Edit #2: I posted the gist below.
After observing Photoshop's "Save for Web" JPEG performance and comparing it to the JPEGs produced by ImageMagick, it's obvious (to me at least) that Photoshop has superior visual quality at lower filesizes. I attribute it entirely to Adobe's well-honed q-tables, as I can't imagine any other way one would psychovisually tweak a JPEG encoder. However, the question is how to present q-table performance in a quantifiable form.
To that end, I whipped up a small comparison using a state-of-the-art perceptual metric, IW-SSIM, on IM and Photoshop and threw in WebP (which should be better tuned by now) and Kakadu JP2K (which does visual weighting by default). IW-SSIM should outperform PSNR/SSIM/MS-SSIM in almost all situations.
Note that this is far from exhaustive, and I don't claim that it's even conclusive; it's just something I did for my own ends and might as well share.
Reference pictures: Run, Old, Fish
Code: Select all
convert 6.8.0-10 $f -define jpeg:dct-method=float -quality $i kdu_compress 7.1 -full -precise -i $f -rate $i webpe 0.2.1 -preset default -m 6 -segments 4 -af -q $i -pre 1 -pass 5 -jpeg_like CS6 ExportOptionsSaveForWeb(); [ ... ] optimized = true; [ ... ] quality = i; <---- q = 0 to 50 here is about equal to 15 to 75 in IM JPGs were also ran through ImageOptim ( JpegOptim + jpegrescan + jpegtran )
Each of the windows above should represent 30 to 50 different sample points for each different encoder.
The metric numbers are meant to be analyzed in relative terms in standardized test conditions rather than absolute terms. However, based on IW-SSIM's performance on various subjective databases, below 0.95 is almost certainly bad and the threshold into probably bad is around 0.97. Anything above 0.99 is not worth analyzing, as it's entirely "good enough".
About a dozen sanity checks were done in the lower bpp ranges by comparing the various pictures. I entirely agree with IW-SSIM's rankings.
Edit: Well, I guess I missed the obvious fact that Photoshop automatically uses different quality factors for luma and chroma, and structural similarity completely focuses on luma. It could be conceivable that Photoshop simply focuses more on luma, but that is obviously not the case: 502048 B Photoshop vs 49808 B ImageMagick.
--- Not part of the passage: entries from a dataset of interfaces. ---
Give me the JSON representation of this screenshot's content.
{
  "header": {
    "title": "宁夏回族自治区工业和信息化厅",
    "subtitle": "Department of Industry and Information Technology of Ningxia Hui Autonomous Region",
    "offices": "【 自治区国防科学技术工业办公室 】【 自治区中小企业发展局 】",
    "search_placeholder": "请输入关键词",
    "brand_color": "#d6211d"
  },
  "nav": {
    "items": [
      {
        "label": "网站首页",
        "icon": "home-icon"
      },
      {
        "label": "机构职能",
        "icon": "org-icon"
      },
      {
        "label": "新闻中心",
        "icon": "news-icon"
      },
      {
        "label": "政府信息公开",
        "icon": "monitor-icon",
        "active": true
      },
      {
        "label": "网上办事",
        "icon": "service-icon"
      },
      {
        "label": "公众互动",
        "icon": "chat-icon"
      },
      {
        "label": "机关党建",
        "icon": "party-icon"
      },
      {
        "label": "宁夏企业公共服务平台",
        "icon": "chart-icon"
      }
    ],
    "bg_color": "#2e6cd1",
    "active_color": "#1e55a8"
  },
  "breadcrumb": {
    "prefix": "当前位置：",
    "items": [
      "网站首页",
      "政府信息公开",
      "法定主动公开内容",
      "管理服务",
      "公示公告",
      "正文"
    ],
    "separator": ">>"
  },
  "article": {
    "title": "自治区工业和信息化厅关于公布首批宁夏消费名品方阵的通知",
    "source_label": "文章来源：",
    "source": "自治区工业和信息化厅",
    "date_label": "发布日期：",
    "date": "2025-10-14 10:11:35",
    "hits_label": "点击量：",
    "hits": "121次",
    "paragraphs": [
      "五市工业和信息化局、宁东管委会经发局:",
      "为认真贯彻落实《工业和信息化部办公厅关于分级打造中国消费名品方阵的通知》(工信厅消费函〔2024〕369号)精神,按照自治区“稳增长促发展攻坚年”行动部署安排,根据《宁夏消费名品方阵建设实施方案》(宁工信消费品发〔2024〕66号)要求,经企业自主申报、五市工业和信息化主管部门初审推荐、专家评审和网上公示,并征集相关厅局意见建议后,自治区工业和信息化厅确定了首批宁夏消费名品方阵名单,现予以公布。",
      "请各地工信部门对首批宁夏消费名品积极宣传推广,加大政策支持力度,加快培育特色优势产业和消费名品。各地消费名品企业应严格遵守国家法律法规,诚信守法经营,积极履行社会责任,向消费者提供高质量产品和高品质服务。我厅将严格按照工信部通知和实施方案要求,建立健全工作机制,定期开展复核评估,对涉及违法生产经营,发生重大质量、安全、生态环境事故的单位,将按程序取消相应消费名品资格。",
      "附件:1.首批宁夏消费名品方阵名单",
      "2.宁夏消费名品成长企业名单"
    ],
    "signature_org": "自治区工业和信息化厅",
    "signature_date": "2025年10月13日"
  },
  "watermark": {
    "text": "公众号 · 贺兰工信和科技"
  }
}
It just seem strange that q-tables, by themselves, can do so much.
I do already have PS, so I'm just going to ascribe this to Adobe witchcraft and move on. However, it'd be nice if my open-source image encoding tools can go toe to toe with my overpriced proprietary tools.